## [What you have to do]
Leave the images behind and copy every record exactly.

Top of Extracted entries

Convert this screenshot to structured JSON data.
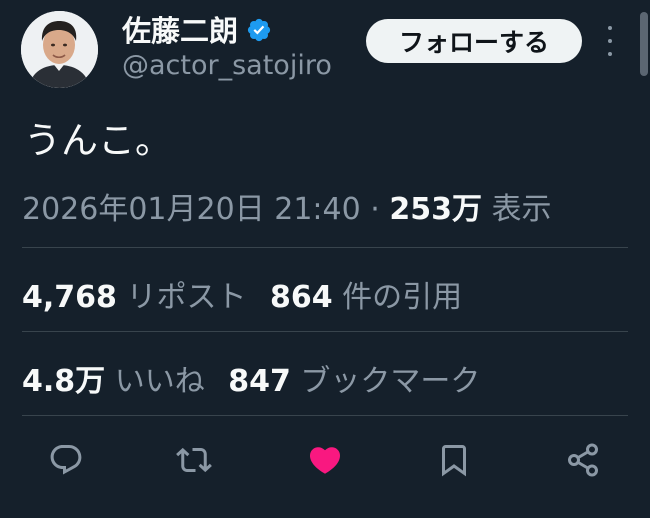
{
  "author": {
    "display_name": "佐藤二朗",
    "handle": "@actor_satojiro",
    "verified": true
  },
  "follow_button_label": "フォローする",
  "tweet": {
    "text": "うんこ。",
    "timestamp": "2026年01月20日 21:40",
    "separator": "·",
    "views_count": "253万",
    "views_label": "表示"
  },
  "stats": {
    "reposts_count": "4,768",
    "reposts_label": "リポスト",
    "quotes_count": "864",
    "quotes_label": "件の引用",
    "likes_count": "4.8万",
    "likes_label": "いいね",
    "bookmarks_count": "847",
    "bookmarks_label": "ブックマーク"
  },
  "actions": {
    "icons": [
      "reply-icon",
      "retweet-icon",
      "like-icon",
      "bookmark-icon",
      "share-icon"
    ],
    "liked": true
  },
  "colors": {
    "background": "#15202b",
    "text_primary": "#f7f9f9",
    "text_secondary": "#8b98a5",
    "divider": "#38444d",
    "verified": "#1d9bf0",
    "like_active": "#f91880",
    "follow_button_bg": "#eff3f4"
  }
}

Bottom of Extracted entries

## [Result below]
Convert this screenshot to structured JSON data.
{
  "author": {
    "display_name": "佐藤二朗",
    "handle": "@actor_satojiro",
    "verified": true
  },
  "follow_button_label": "フォローする",
  "tweet": {
    "text": "うんこ。",
    "timestamp": "2026年01月20日 21:40",
    "separator": "·",
    "views_count": "253万",
    "views_label": "表示"
  },
  "stats": {
    "reposts_count": "4,768",
    "reposts_label": "リポスト",
    "quotes_count": "864",
    "quotes_label": "件の引用",
    "likes_count": "4.8万",
    "likes_label": "いいね",
    "bookmarks_count": "847",
    "bookmarks_label": "ブックマーク"
  },
  "actions": {
    "icons": [
      "reply-icon",
      "retweet-icon",
      "like-icon",
      "bookmark-icon",
      "share-icon"
    ],
    "liked": true
  },
  "colors": {
    "background": "#15202b",
    "text_primary": "#f7f9f9",
    "text_secondary": "#8b98a5",
    "divider": "#38444d",
    "verified": "#1d9bf0",
    "like_active": "#f91880",
    "follow_button_bg": "#eff3f4"
  }
}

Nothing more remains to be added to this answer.